The average UK price of a litre of diesel was 127.04p towards the end of February 2020. ASDA was the cheapest supermarket to fill up from the black pump at, charging 118.8p per litre. Northern Ireland is the cheapest UK region to buy petrol in, while south-east England is the most expensive.
What makes up the price of UK fuel?
The price of fuel can be divided into three sections; the taxes imposed by the Government, the costs of drilling, refining and transporting, and the profit margins for the fuel companies.
For petrol, diesel and bioethanols, the Government gets around 65 per cent of the overall cost through fuel duty and value added tax (VAT). The fuel duty represents the fixed price of fuel – it stays the same regardless how much overall oil prices fluctuate. Currently, the Treasury adds 57.95 pence to each litre of fuel through fuel duty, and another 20 per cent through VAT. How much you pay in VAT depends on how much fuel you purchase.

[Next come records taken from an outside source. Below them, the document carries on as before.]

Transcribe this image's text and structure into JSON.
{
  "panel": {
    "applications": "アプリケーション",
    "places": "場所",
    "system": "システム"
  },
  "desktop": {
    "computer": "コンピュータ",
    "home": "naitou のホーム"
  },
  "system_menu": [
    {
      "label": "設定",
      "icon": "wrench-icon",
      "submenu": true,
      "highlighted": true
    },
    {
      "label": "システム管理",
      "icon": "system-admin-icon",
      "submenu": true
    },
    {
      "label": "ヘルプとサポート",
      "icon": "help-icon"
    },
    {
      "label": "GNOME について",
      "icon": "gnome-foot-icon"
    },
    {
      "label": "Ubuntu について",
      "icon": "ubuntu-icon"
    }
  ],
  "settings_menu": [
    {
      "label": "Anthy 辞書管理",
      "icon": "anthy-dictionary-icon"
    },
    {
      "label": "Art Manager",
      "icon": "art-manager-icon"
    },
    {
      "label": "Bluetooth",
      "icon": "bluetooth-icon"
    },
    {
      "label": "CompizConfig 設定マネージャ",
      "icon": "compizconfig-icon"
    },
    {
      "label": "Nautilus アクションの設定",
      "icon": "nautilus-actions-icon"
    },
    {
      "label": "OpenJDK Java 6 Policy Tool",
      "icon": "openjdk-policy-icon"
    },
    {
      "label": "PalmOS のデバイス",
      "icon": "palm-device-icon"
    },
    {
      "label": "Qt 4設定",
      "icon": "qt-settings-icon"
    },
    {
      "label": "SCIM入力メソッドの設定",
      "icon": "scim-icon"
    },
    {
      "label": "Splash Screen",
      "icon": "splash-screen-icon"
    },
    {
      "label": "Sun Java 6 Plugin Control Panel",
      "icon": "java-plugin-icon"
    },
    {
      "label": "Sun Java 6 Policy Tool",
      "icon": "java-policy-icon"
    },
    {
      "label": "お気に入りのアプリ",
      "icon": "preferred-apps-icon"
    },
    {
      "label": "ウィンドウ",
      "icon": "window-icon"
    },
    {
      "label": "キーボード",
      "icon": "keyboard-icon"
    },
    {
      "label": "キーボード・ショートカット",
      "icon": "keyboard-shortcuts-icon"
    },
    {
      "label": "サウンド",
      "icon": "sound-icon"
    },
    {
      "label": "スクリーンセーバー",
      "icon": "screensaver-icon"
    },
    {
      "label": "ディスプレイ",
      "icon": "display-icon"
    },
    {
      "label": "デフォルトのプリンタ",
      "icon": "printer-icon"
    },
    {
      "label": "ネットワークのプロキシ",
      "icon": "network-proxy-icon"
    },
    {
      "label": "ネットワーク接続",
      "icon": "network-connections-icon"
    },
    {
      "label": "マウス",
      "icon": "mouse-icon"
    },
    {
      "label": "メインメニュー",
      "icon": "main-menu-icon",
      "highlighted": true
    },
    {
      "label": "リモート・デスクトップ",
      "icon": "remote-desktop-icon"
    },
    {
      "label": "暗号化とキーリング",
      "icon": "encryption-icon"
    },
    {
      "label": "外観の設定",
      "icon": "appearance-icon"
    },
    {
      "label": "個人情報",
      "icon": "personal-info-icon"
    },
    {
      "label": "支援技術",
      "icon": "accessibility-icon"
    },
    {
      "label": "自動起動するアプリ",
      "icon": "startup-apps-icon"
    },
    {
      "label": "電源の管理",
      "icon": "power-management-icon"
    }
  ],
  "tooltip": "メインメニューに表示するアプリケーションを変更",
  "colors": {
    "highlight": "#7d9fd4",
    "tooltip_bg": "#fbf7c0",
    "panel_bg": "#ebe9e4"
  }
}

The second biggest chunk comes from the wholesale costs of the fuel itself. The wholesale cost is a combination of currency exchange rates, global oil prices, and even domestic supply and demand.
Finally, the smallest share of what motorists have to pay for fuel comes from the filling stations themselves. A typical fuel station profits around 2p-5p per litre, but tough competition can drive this down further. Supermarkets increasingly use fuel prices as a loss leader to tempt customers in.
Why is supermarket fuel cheaper than an independent forecourt?
Supermarket forecourts usually offer the cheapest fuel prices and this is because of the market power supermarkets hold. Companies like Asda, Tesco, Sainsbury’s and Morrisons are all in competition with one another, so they keep fuel prices as low as possible hoping that when motorists come to fill their tank, they might do their weekly grocery shopping, too.
There are persistent rumours that supermarket fuel contains fewer additives and is of lesser quality than fuel from traditional forecourts, but there’s little hard evidence of this. All fuel sold in the UK has to abide by the standards set in the Motor Fuel Regulation.
Why is fuel so expensive on motorways?
Motorway fuel stations argue the reason their prices are higher is that many of them are open 24 hours a day and offer more services than a regular forecourt. Motorway fuel stations also pay high rent prices for the buildings they operate.
In more remote areas, fuel is often more expensive because of the higher transport and supply costs, but according to RAC fuel spokesman Simon Williams, this doesn’t apply to motorway stations: “We can see no reason why motorway fuel should be so much more expensive. In fact, arguably it is much easier from a delivery point of view than it is getting fuel to urban filling stations.”
Why is diesel more expensive than petrol?
Although diesel and petrol are taxed the same by the Treasury, historically diesel has been more expensive than petrol, as domestic refineries have struggled to meet demand. This has forced the UK to import diesel from other countries at a greater rate than petrol. In addition, diesel prices are pushed up by the cost of the additives that go into the fuel.
Furthermore, the gap between UK petrol and diesel prices widens during the winter. The end of the US “driving season” means retailers have a surplus of petrol they can’t export, so they sell it here at a lower price. Diesel demand, meanwhile, increases across continental Europe, where the fuel is commonly used in heating oil.
However, the influx of cheap diesel from countries like Saudi Arabia has turned the tide, swinging diesel wholesale prices closer to that of petrol, and bringing the pump price down with it.
What’s your view on fuel prices in the UK? Do we pay too much for our petrol and diesel? What would you do about it? Join the debate in our comments section below…